Diverse group of people portraits with surgical masks

Why Wearing Masks Is Our New Normal

Facial coverings protect the wearer and others around them from respiratory diseases, including the most vulnerable in our society. Donning a mask when out in public is the new normal, and most infectious disease experts agree that face masks won’t be going away anytime soon. 

In fact, more research is showing the benefits of wearing a face mask to curb the spread of SARS-CoV- 2, the respiratory virus that causes COVID-19.

George Rutherford, III, MD, professor of epidemiology and director of the Prevention and Public Health Group at the University of California, San Francisco School of Medicine, explained the significance of wearing a mask as a new, normal behavior as the pandemic marches on.

“Wearing a mask is incredibly important,” Rutherford said. “Unless you are going to shelter in place and have everything delivered to your front door, it’s the only thing separating you from COVID, especially as we start another fall surge of cases – which looks like it is going on in certain parts of the country.” 

Wearing a mask: Proof of preventing the spread 

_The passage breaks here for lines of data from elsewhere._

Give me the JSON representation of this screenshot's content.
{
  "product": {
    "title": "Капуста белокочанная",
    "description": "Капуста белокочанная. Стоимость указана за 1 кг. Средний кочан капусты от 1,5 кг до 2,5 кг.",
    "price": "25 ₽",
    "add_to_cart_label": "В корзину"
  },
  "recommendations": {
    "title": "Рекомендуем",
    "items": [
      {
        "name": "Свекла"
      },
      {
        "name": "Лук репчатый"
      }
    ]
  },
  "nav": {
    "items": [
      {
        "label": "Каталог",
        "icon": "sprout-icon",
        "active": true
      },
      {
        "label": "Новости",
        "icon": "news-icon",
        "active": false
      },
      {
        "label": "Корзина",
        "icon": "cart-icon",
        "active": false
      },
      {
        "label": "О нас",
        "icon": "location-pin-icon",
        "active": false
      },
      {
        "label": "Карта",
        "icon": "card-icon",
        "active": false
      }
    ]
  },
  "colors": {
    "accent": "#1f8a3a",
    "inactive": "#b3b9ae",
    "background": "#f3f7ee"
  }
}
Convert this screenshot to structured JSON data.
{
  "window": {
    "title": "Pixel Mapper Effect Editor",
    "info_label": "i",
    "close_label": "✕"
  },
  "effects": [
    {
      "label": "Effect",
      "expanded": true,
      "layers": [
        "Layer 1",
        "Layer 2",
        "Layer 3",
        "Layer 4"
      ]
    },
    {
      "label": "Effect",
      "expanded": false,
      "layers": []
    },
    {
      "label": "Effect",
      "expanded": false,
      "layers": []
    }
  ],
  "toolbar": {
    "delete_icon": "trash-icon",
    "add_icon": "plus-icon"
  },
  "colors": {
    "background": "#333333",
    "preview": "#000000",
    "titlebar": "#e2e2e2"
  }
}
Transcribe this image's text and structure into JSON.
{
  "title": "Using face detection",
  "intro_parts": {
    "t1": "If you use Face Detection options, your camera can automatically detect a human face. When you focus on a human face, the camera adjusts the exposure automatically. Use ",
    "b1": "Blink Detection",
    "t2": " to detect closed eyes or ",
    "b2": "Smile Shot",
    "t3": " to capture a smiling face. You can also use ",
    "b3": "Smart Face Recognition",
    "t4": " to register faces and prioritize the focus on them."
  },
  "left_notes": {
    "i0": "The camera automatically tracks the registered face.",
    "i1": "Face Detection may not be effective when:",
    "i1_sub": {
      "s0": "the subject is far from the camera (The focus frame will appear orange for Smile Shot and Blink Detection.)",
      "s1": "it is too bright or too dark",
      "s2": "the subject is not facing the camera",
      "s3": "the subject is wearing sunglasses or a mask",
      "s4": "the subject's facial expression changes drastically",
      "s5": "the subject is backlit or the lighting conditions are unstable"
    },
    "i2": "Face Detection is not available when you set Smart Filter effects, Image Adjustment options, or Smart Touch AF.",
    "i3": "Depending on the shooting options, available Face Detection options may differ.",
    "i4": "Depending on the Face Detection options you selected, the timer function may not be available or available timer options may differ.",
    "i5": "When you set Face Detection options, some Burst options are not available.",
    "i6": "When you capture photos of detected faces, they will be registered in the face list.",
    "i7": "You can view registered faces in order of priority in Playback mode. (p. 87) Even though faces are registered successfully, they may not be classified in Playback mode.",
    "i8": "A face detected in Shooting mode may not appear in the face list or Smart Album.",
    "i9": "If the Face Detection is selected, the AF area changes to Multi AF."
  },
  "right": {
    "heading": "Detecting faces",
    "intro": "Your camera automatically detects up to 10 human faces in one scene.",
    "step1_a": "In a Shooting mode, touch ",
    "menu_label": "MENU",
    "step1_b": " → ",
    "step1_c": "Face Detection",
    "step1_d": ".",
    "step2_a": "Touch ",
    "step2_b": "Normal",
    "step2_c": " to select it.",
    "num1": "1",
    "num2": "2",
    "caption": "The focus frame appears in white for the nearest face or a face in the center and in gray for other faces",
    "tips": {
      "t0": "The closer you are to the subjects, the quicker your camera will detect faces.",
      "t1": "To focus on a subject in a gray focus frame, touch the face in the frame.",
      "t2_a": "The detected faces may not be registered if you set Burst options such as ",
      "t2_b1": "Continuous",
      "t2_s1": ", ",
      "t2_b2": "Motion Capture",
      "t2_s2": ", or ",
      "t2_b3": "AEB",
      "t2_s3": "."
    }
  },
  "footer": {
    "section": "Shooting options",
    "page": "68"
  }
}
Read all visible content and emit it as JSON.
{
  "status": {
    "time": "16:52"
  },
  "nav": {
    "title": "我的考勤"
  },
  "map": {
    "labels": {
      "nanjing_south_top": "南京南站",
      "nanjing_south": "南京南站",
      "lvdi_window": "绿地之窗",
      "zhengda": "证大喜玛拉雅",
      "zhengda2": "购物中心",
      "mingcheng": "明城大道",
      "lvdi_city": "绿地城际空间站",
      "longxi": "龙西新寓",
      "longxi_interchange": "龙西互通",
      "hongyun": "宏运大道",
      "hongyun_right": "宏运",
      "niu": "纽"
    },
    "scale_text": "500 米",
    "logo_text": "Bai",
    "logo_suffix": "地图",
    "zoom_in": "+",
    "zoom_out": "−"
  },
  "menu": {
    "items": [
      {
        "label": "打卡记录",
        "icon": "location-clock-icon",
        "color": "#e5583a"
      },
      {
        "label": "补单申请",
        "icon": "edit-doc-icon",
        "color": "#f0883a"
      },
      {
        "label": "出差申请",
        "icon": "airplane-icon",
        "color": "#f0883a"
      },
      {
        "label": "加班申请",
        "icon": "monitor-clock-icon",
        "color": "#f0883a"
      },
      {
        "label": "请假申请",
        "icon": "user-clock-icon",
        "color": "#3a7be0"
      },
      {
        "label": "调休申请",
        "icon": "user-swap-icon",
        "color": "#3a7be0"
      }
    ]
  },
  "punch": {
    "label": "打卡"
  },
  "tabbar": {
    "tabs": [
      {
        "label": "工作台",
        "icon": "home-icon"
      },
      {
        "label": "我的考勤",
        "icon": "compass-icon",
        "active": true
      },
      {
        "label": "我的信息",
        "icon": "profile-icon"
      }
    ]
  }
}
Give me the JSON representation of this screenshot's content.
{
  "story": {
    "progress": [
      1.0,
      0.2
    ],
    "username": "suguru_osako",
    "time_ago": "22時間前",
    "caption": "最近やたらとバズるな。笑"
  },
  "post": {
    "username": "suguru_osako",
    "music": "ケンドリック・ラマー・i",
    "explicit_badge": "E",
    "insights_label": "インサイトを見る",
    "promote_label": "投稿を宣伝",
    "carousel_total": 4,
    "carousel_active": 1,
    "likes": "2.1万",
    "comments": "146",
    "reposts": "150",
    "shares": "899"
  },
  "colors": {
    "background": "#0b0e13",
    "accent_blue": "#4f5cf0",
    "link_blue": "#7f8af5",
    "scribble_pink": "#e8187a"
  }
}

A Centers for Disease Control and Prevention (CDC) Morbidity and Mortality Weekly Report (MMWR), published in July, provided evidence that wearing a mask prevented the spread of infection from two Missouri hair stylists to their customers.

“The results of the Missouri case study provide further evidence on the benefits of wearing a cloth face covering,” according to the CDC press release. “The investigation focused on two hair stylists — infected with and having symptoms of COVID-19 — whose salon policy followed a local ordinance requiring cloth face coverings for all employees and patrons. The investigators found that none of the stylists’ 139 clients or secondary contacts became ill, and all 67 clients who volunteered to be tested showed no sign of infection.”

This case study provides real-world confirmation of how wearing a mask is an important tool in slowing and in some cases, preventing the spread of this disease.

Wearing masks: New normal to protect yourself and those around you 

“Masks are not only going to protect you from inhaling it, but if you are one of the people who is asymptomatically infected -- which, by the way, the majority of people who are infectious are asymptomatic at the time they are infectious -- it protects people around you,” Rutherford explained.  

Rutherford and his colleagues are currently conducting research to understand why the mortality rates are lower with the second wave. “First of all, we’ve done a better job protecting nursing homes,” he explained. “But secondly, we think that because of masks, people might be getting infected with a smaller innacula – smaller doses of virus –- and as a consequence have less severe disease. That’s our theory right now and we are putting together data to prove it.” 

In addition to masks, some new research out of China also points to the effectiveness of wearing eyeglasses to block viral particles. Rutherford said he always tells people to wear a mask and glasses to help curb the spread. 

“There’s an out-of-control pandemic in the world that has killed 200,000 people in this country alone, and I think that should be reason enough to wear a mask,” Rutherford concluded. “And this is all we are asking you to do as a society to help protect others. It doesn’t strike me as that much of an ‘ask.’ It’s our best hope until we get a vaccine and it’s very well proven.”